Pull the mantle and the tentacles apart. The eye, viscera, and ink sac will come away with the tentacles, attached to the head.
Pull the transparent, plastic-like quill out of the mantle and discard.
3 tentacles from the hea d, cutting just above the eye. 4 it. Rinse the mantle and tentacles under cold With a sm all chef ch ef ’s knife or ut ilit ility y knife, knif e, cut the th e
Discard the head and the viscera, but keep the ink sac if you want to use the ink to color a sauce.
Open the tentacles and pull out the beak. Discard
water. Leave Lea ve the mantle man tle whole wh ole or cut it i t into rings, rin gs, according to the recipe; leave the tentacles whole.
scoring mantle of squid Instead of cutting squid mantle into rings, cut it into strips for stir-frying. Carefully scoring it ﬁrst will ma ke it roll up when fried, producing tight, juicy curls of squid for the ﬁnished dish.
You will ﬁnd a creamy line running down the squid, where the quill was attached, inside. Using this as a guide, gently slit through one side with a little Japanes Jap anes e cera mic kni fe. Open Op en the mantle and place the inner side ﬂat and upward on the cutti ng board. Scrape the mantle to discard any excess ﬂesh and make it as thin as possible. Hold the knife del icately, so you cut only to a depth of about 1 ⁄ 3, 3, and score the entire mantle with
lines that are ½in (1.5cm) apart, in a crisscross pattern. (Scoring workss best on sm all squid. work sq uid. )
Cut the mant le into pieces abou t 1½in 1½in (4cm) square (shown here) or into triangles. Lay the pieces cut-side up in a little smoking-hot oil and cook with some chili dice until they curl, or char-grill.
Cuttleﬁsh is prepared in a manner similar to squid; the main difference is that you cut the side to remove the innards and ink sac. The mantle is always cut into slices rather than rings, as with squid.
FISH & SHELLFISH

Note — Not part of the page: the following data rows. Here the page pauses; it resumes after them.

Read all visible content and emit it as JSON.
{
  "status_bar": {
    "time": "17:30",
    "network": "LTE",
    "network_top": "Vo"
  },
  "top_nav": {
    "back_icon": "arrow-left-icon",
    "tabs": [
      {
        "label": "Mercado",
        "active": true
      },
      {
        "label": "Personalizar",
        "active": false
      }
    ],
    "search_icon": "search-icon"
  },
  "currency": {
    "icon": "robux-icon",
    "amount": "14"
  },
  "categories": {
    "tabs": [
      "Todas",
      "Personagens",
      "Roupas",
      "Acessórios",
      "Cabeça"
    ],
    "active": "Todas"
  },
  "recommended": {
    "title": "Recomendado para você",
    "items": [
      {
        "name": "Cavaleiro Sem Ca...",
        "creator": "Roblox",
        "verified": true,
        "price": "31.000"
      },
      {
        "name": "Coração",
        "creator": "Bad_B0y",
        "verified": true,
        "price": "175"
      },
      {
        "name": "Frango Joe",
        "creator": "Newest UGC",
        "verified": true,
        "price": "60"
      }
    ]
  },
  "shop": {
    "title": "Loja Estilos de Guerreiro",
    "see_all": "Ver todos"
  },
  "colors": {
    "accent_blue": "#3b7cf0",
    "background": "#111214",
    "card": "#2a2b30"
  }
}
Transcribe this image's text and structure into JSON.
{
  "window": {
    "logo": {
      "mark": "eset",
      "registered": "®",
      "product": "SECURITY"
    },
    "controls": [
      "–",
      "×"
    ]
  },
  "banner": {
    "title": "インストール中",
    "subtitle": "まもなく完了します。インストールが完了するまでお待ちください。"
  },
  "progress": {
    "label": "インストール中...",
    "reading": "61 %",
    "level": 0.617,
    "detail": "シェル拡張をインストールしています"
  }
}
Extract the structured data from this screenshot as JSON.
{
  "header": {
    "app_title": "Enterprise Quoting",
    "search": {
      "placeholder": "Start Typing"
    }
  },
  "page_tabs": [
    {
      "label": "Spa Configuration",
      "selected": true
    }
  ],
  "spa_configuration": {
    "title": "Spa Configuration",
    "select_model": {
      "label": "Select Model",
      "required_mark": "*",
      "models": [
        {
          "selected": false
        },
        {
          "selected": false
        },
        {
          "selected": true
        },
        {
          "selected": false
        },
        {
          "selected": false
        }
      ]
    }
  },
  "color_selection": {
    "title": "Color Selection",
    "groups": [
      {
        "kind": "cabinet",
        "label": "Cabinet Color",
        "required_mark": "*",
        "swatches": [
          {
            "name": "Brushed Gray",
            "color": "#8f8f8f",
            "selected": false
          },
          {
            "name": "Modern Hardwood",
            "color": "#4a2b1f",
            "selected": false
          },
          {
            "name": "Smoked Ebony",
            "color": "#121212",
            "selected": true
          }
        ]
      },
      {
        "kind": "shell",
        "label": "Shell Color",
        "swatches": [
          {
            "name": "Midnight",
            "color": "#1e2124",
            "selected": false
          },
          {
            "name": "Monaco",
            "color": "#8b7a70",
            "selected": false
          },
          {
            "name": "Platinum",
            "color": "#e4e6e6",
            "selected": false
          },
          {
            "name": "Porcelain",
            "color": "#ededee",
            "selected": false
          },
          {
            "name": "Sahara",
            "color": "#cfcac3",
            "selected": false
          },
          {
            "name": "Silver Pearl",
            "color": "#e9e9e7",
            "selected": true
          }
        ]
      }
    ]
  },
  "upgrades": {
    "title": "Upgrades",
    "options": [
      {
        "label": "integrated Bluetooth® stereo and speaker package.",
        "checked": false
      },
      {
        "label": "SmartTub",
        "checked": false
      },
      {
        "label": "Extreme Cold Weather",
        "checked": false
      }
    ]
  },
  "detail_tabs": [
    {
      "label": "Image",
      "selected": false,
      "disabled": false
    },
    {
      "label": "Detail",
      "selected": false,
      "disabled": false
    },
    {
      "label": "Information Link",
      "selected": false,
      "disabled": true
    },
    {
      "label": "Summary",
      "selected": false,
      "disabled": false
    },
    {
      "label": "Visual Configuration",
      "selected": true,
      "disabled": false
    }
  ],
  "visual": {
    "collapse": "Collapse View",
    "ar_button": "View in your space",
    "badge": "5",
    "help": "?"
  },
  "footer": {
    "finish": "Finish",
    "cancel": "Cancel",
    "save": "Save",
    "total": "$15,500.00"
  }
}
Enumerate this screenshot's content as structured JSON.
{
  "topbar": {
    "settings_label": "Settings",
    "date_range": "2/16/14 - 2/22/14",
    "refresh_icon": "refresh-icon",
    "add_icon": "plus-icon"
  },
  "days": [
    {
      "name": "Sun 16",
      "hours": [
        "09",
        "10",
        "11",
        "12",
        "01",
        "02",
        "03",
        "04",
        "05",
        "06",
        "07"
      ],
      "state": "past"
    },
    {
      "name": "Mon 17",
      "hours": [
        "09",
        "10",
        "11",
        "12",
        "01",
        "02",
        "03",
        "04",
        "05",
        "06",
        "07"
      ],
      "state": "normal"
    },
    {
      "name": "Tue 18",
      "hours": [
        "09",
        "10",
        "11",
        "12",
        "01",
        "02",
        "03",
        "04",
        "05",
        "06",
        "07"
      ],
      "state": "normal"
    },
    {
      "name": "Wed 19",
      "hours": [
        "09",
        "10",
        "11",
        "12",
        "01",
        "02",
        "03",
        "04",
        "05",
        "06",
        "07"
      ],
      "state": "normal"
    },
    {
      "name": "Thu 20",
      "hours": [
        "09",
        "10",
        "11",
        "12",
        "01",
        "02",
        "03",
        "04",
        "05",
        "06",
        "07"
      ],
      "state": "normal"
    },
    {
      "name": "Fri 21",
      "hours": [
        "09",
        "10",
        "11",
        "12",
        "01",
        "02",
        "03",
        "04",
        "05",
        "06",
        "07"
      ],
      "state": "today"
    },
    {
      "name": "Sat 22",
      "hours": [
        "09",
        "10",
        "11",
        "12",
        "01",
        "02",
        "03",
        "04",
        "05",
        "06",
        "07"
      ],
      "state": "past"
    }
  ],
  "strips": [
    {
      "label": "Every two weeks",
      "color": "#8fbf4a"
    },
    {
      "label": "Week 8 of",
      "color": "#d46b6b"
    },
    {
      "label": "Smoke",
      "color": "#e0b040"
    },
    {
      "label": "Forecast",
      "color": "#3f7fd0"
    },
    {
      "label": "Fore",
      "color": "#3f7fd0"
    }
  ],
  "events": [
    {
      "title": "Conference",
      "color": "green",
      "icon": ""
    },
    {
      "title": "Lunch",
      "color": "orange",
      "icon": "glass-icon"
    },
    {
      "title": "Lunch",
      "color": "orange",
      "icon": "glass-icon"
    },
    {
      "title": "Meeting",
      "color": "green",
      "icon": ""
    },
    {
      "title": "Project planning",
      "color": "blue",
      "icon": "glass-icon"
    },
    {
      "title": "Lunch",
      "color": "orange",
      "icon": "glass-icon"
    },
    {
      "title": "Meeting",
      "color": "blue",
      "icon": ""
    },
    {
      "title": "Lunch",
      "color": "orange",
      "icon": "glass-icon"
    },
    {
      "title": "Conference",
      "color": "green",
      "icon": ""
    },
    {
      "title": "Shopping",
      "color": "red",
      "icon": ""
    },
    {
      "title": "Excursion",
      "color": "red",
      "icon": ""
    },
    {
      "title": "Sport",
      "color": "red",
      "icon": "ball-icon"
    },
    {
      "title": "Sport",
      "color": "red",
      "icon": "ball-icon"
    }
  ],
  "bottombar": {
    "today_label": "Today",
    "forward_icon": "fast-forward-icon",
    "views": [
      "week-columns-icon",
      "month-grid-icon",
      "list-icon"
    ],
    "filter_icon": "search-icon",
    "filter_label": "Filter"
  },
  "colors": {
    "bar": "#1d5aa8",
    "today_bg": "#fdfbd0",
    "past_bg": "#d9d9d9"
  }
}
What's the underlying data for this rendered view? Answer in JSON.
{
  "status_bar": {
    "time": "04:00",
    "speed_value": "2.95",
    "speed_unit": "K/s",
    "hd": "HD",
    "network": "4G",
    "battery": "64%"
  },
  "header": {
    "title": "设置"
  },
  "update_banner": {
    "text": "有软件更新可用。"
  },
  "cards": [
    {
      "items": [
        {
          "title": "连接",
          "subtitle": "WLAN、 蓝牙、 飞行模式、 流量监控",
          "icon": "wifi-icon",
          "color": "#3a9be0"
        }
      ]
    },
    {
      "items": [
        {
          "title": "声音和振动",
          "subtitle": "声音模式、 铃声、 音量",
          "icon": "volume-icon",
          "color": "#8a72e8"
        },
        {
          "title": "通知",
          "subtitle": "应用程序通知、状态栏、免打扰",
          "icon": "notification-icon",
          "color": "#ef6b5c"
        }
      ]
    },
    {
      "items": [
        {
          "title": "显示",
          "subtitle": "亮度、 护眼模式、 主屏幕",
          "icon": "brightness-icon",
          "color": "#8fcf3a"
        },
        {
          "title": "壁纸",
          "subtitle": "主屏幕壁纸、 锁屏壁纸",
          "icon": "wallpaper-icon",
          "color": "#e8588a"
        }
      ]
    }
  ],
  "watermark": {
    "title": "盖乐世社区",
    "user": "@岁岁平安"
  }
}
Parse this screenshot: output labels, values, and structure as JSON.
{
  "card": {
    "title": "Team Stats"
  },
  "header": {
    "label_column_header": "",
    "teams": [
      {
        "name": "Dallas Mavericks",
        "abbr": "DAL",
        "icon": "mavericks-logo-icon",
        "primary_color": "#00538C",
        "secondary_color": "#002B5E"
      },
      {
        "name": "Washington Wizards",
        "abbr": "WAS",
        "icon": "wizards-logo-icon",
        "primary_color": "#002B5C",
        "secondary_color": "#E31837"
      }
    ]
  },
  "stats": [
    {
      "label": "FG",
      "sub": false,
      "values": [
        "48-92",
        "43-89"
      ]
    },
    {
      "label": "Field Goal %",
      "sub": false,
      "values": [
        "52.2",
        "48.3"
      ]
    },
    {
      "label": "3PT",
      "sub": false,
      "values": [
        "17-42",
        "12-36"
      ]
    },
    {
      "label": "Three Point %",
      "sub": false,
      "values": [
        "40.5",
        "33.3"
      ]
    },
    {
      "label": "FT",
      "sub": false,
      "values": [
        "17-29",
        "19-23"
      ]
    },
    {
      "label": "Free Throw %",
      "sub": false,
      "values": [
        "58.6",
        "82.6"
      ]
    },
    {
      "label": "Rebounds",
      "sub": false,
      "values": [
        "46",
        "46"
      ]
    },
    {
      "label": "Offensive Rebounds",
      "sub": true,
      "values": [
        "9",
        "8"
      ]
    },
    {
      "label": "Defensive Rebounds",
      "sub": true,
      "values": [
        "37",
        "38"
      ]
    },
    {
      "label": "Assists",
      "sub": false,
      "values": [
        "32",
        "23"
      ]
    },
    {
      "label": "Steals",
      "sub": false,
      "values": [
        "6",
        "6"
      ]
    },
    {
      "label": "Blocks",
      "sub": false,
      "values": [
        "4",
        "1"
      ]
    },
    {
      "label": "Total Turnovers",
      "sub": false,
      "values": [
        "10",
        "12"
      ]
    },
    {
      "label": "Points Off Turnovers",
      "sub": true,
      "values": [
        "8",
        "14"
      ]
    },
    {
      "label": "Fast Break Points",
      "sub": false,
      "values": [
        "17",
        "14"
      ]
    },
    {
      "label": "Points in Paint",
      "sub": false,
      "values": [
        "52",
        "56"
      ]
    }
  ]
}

cleaning & sectionin sectioning g octopus With a sma ll octopus a ll you need to do is cut the t he head away a nd section the meat. A larger octopus (over 10lb/ 10lb/ 4.5g) needs to be be tenderized by pounding with a kitchen mallet for about ﬁve minutes.
1 cut the head away from the Using a sharp chef’s knife,
2 using a small utility knife, cut
3 a large utility knife, then
octopus; discard the head. Cut away the eyes.
out the beak (mouth) from the underside. Discard the beak.
cut them into sections of the desired size.
Turn the octopus over and,
Slice off the tentacles with
cleaning sea urchins Sea urchin roe is crea my and tasty. It is commonly eaten raw, most often as sushi, sus hi, but may also be lightly pur éed for use in sauces, or poached. It tends to be at its best in the colder months.
1 (the top has a small hole opening in the center).
Hold the sea urchin, top -side up, in a thick towel
Insert the point of kitchen scissors into the opening, then cut out a lid.
2 Spoon out the sacs of roe, taking care as they Remove the cut-out lid to expose the roe.